## Your task
Word for word, reproduce the records, keeping none of the pictures.

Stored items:
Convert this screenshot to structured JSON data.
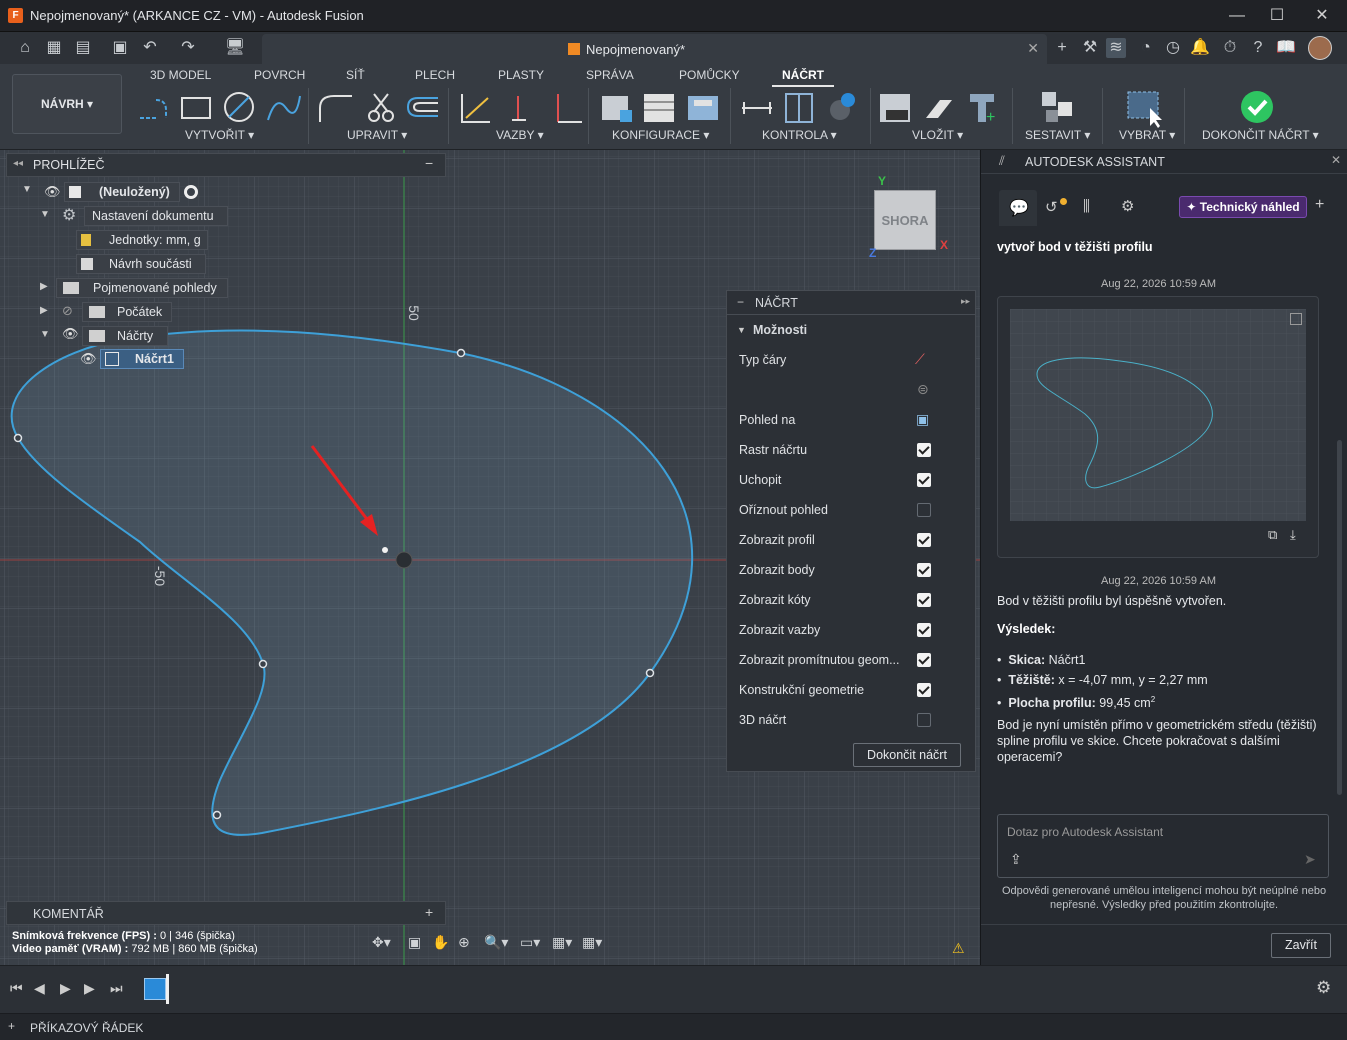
{
  "window": {
    "title": "Nepojmenovaný* (ARKANCE CZ - VM) - Autodesk Fusion",
    "logo": "F"
  },
  "document_tab": {
    "title": "Nepojmenovaný*"
  },
  "workspace": {
    "label": "NÁVRH ▾"
  },
  "ribbon": {
    "tabs": [
      "3D MODEL",
      "POVRCH",
      "SÍŤ",
      "PLECH",
      "PLASTY",
      "SPRÁVA",
      "POMŮCKY",
      "NÁČRT"
    ],
    "groups": [
      "VYTVOŘIT ▾",
      "UPRAVIT ▾",
      "VAZBY ▾",
      "KONFIGURACE ▾",
      "KONTROLA ▾",
      "VLOŽIT ▾",
      "SESTAVIT ▾",
      "VYBRAT ▾",
      "DOKONČIT NÁČRT ▾"
    ]
  },
  "browser": {
    "title": "PROHLÍŽEČ",
    "items": [
      {
        "label": "(Neuložený)"
      },
      {
        "label": "Nastavení dokumentu"
      },
      {
        "label": "Jednotky: mm, g"
      },
      {
        "label": "Návrh součásti"
      },
      {
        "label": "Pojmenované pohledy"
      },
      {
        "label": "Počátek"
      },
      {
        "label": "Náčrty"
      },
      {
        "label": "Náčrt1"
      }
    ]
  },
  "viewcube": {
    "face": "SHORA",
    "axis_y": "Y",
    "axis_x": "X",
    "axis_z": "Z"
  },
  "canvas": {
    "dim_top": "50",
    "dim_left": "-50"
  },
  "comment": {
    "title": "KOMENTÁŘ",
    "add": "+"
  },
  "stats": {
    "fps_label": "Snímková frekvence (FPS) :",
    "fps_value": " 0 | 346 (špička)",
    "vram_label": "Video paměť (VRAM) :",
    "vram_value": " 792 MB | 860 MB (špička)"
  },
  "sketch_palette": {
    "title": "NÁČRT",
    "section": "Možnosti",
    "rows": [
      {
        "label": "Typ čáry"
      },
      {
        "label": "Pohled na"
      },
      {
        "label": "Rastr náčrtu",
        "checked": true
      },
      {
        "label": "Uchopit",
        "checked": true
      },
      {
        "label": "Oříznout pohled",
        "checked": false
      },
      {
        "label": "Zobrazit profil",
        "checked": true
      },
      {
        "label": "Zobrazit body",
        "checked": true
      },
      {
        "label": "Zobrazit kóty",
        "checked": true
      },
      {
        "label": "Zobrazit vazby",
        "checked": true
      },
      {
        "label": "Zobrazit promítnutou geom...",
        "checked": true
      },
      {
        "label": "Konstrukční geometrie",
        "checked": true
      },
      {
        "label": "3D náčrt",
        "checked": false
      }
    ],
    "finish_button": "Dokončit náčrt"
  },
  "assistant": {
    "title": "AUTODESK ASSISTANT",
    "badge": "Technický náhled",
    "user_message": "vytvoř bod v těžišti profilu",
    "timestamp1": "Aug 22, 2026 10:59 AM",
    "timestamp2": "Aug 22, 2026 10:59 AM",
    "reply_intro": "Bod v těžišti profilu byl úspěšně vytvořen.",
    "result_heading": "Výsledek:",
    "bullets": [
      {
        "key": "Skica:",
        "value": " Náčrt1"
      },
      {
        "key": "Těžiště:",
        "value": " x = -4,07 mm, y = 2,27 mm"
      },
      {
        "key": "Plocha profilu:",
        "value": " 99,45 cm"
      }
    ],
    "area_sup": "2",
    "reply_outro": "Bod je nyní umístěn přímo v geometrickém středu (těžišti) spline profilu ve skice. Chcete pokračovat s dalšími operacemi?",
    "input_placeholder": "Dotaz pro Autodesk Assistant",
    "disclaimer": "Odpovědi generované umělou inteligencí mohou být neúplné nebo nepřesné. Výsledky před použitím zkontrolujte.",
    "close_button": "Zavřít"
  },
  "command_line": {
    "label": "PŘÍKAZOVÝ ŘÁDEK",
    "expander": "+"
  },
  "colors": {
    "accent": "#4aa3df",
    "spline": "#3ea0d8",
    "check": "#2ec561"
  }
}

## Task result
Convert this screenshot to structured JSON data.
{
  "window": {
    "title": "Nepojmenovaný* (ARKANCE CZ - VM) - Autodesk Fusion",
    "logo": "F"
  },
  "document_tab": {
    "title": "Nepojmenovaný*"
  },
  "workspace": {
    "label": "NÁVRH ▾"
  },
  "ribbon": {
    "tabs": [
      "3D MODEL",
      "POVRCH",
      "SÍŤ",
      "PLECH",
      "PLASTY",
      "SPRÁVA",
      "POMŮCKY",
      "NÁČRT"
    ],
    "groups": [
      "VYTVOŘIT ▾",
      "UPRAVIT ▾",
      "VAZBY ▾",
      "KONFIGURACE ▾",
      "KONTROLA ▾",
      "VLOŽIT ▾",
      "SESTAVIT ▾",
      "VYBRAT ▾",
      "DOKONČIT NÁČRT ▾"
    ]
  },
  "browser": {
    "title": "PROHLÍŽEČ",
    "items": [
      {
        "label": "(Neuložený)"
      },
      {
        "label": "Nastavení dokumentu"
      },
      {
        "label": "Jednotky: mm, g"
      },
      {
        "label": "Návrh součásti"
      },
      {
        "label": "Pojmenované pohledy"
      },
      {
        "label": "Počátek"
      },
      {
        "label": "Náčrty"
      },
      {
        "label": "Náčrt1"
      }
    ]
  },
  "viewcube": {
    "face": "SHORA",
    "axis_y": "Y",
    "axis_x": "X",
    "axis_z": "Z"
  },
  "canvas": {
    "dim_top": "50",
    "dim_left": "-50"
  },
  "comment": {
    "title": "KOMENTÁŘ",
    "add": "+"
  },
  "stats": {
    "fps_label": "Snímková frekvence (FPS) :",
    "fps_value": " 0 | 346 (špička)",
    "vram_label": "Video paměť (VRAM) :",
    "vram_value": " 792 MB | 860 MB (špička)"
  },
  "sketch_palette": {
    "title": "NÁČRT",
    "section": "Možnosti",
    "rows": [
      {
        "label": "Typ čáry"
      },
      {
        "label": "Pohled na"
      },
      {
        "label": "Rastr náčrtu",
        "checked": true
      },
      {
        "label": "Uchopit",
        "checked": true
      },
      {
        "label": "Oříznout pohled",
        "checked": false
      },
      {
        "label": "Zobrazit profil",
        "checked": true
      },
      {
        "label": "Zobrazit body",
        "checked": true
      },
      {
        "label": "Zobrazit kóty",
        "checked": true
      },
      {
        "label": "Zobrazit vazby",
        "checked": true
      },
      {
        "label": "Zobrazit promítnutou geom...",
        "checked": true
      },
      {
        "label": "Konstrukční geometrie",
        "checked": true
      },
      {
        "label": "3D náčrt",
        "checked": false
      }
    ],
    "finish_button": "Dokončit náčrt"
  },
  "assistant": {
    "title": "AUTODESK ASSISTANT",
    "badge": "Technický náhled",
    "user_message": "vytvoř bod v těžišti profilu",
    "timestamp1": "Aug 22, 2026 10:59 AM",
    "timestamp2": "Aug 22, 2026 10:59 AM",
    "reply_intro": "Bod v těžišti profilu byl úspěšně vytvořen.",
    "result_heading": "Výsledek:",
    "bullets": [
      {
        "key": "Skica:",
        "value": " Náčrt1"
      },
      {
        "key": "Těžiště:",
        "value": " x = -4,07 mm, y = 2,27 mm"
      },
      {
        "key": "Plocha profilu:",
        "value": " 99,45 cm"
      }
    ],
    "area_sup": "2",
    "reply_outro": "Bod je nyní umístěn přímo v geometrickém středu (těžišti) spline profilu ve skice. Chcete pokračovat s dalšími operacemi?",
    "input_placeholder": "Dotaz pro Autodesk Assistant",
    "disclaimer": "Odpovědi generované umělou inteligencí mohou být neúplné nebo nepřesné. Výsledky před použitím zkontrolujte.",
    "close_button": "Zavřít"
  },
  "command_line": {
    "label": "PŘÍKAZOVÝ ŘÁDEK",
    "expander": "+"
  },
  "colors": {
    "accent": "#4aa3df",
    "spline": "#3ea0d8",
    "check": "#2ec561"
  }
}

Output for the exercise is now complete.